I showed them the browse line—where the deer have eaten away the understory of the forest—on the acres they own and explained how important it is for the sake of biodiversity to control the deer population.

They’ve been polite and neighborly, but we still talk past each other on environmental topics.

When I told them that I have hunted all over the Lower 48 and in many Canadian provinces, and that, wherever I travel, I always find that hunters love what they hunt, they looked baffled.

I told them when they see a pickup truck parked in autumn along a rural road, realize that a man or a woman (more women are now hunting than ever before) is out there trying to earn his or her own meat and this isn’t a bad thing. If hunters are following game laws—as the vast majority do—then they are being used as a tool by wildlife biologists to control deer and other game populations and to pay as they go.

I’ve told them hunters pay Pittman-Robertson taxes when they buy guns and ammunition and that last year about $800 million was raised from these taxes and sent to the states. Another $350 million was raised from similar taxes on fishing equipment. And that, according to the National Shooting Sports Foundation, about $3.5 million is contributed through taxes on guns, ammo and hunting license fees to wildlife conservation.

I’ve told them that the meat hunters bring home is eaten, and I offered them some venison. I invited them to go to the local meat processor I use on or after opening day of deer season to see all the hunters coming in to drop off their deer and to tell the butcher how they want the meat cut up for their table. The wild meat is “green,” I told them, as it is free-range, hormone-free and hasn’t been genetically messed with by man.

I’ve told my neighbors that each year I toy with restricting myself to only eating meat I actually kill, as I almost do that anyway. I don’t because, like most, I enjoy variety; still, we must respect where our sustenance comes from and securing meat with our own hands and wits does engender deep respect. As I said, it also spawns love.

When we chat about such things I see in them an ignorance made possible by the mainstream media’s treatment of the millions of Americans who hunt. The media has mocked President Donald J. Trump’s sons for being hunters and has even treated them, and other hunters, as if they are bloodthirsty killers.

The reason some in the mainstream media push this view of hunters is purely political. The progressive Left won’t treat hunters as the conservationists they are because they see hunters as a political constituency that more often votes for Republicans.

That’s small-minded and sad. People like that man I met in the parking lot in that public forest are pawns to this politically motivated misinformation.
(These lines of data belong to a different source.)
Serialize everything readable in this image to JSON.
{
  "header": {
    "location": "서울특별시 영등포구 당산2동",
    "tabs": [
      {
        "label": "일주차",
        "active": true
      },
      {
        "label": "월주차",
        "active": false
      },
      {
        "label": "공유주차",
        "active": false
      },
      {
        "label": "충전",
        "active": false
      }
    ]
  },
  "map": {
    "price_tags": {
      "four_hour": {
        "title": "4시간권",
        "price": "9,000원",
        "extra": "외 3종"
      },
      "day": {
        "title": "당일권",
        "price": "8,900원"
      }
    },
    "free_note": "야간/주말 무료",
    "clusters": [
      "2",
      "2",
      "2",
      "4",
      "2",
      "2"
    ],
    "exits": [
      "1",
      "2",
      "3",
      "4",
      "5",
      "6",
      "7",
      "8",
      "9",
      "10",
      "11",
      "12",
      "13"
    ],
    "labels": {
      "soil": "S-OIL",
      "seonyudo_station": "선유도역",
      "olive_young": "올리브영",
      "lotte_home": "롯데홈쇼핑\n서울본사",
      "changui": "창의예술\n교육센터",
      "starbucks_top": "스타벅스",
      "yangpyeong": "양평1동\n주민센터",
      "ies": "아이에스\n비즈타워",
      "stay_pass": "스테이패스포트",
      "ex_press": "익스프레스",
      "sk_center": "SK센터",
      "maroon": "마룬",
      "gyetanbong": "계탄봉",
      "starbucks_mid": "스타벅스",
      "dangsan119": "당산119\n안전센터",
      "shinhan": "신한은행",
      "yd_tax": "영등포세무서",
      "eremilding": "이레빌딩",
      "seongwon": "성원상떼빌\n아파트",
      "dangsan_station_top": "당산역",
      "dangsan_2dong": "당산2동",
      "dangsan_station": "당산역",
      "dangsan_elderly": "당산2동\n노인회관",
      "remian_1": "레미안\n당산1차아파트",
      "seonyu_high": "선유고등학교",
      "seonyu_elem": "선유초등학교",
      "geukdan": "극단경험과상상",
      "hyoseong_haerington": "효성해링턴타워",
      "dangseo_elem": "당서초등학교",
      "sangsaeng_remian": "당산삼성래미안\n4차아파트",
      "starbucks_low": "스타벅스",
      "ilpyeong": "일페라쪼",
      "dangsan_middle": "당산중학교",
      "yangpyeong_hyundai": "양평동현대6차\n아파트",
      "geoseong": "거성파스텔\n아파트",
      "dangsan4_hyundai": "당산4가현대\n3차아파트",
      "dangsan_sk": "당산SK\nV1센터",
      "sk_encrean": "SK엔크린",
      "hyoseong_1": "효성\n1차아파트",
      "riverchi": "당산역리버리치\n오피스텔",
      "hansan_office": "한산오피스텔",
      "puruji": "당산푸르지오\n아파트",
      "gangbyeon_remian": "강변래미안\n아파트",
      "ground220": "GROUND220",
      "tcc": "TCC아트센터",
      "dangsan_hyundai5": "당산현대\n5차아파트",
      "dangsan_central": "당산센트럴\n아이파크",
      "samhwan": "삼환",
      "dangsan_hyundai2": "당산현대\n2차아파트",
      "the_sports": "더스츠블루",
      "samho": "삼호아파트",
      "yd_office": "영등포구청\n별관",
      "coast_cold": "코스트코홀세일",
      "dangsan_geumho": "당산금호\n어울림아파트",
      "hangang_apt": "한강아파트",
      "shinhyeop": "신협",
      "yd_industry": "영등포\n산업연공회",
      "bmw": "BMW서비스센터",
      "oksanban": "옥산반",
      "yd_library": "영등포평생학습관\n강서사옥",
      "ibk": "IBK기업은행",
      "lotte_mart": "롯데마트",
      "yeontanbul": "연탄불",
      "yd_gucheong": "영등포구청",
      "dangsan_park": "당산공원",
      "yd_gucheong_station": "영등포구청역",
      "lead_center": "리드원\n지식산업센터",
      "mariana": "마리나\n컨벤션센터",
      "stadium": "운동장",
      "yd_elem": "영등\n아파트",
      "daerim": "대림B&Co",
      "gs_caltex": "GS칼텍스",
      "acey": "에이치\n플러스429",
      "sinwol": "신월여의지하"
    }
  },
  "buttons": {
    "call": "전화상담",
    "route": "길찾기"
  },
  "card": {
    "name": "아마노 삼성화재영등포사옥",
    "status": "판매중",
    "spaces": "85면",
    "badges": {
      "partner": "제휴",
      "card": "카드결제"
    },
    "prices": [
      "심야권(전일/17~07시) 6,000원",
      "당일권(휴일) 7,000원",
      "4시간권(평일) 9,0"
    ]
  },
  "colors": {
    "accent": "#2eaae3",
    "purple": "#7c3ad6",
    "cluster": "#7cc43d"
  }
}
That’s not good for him and it’s not good for the environment, as the best environmental policy must be based on honest analysis, not blind, political hatred.

As for my neighbors, I haven’t lost hope they’ll come around regarding the critical role of hunting in wildlife conservation. Hate is easy when the person you dislike is someone you don’t know and so you can form a simpleminded bias against. It is harder to maintain this bias when he is your neighbor who raises his own vegetables in his garden and kills his own meat and who keeps telling you how much he loves what he hunts.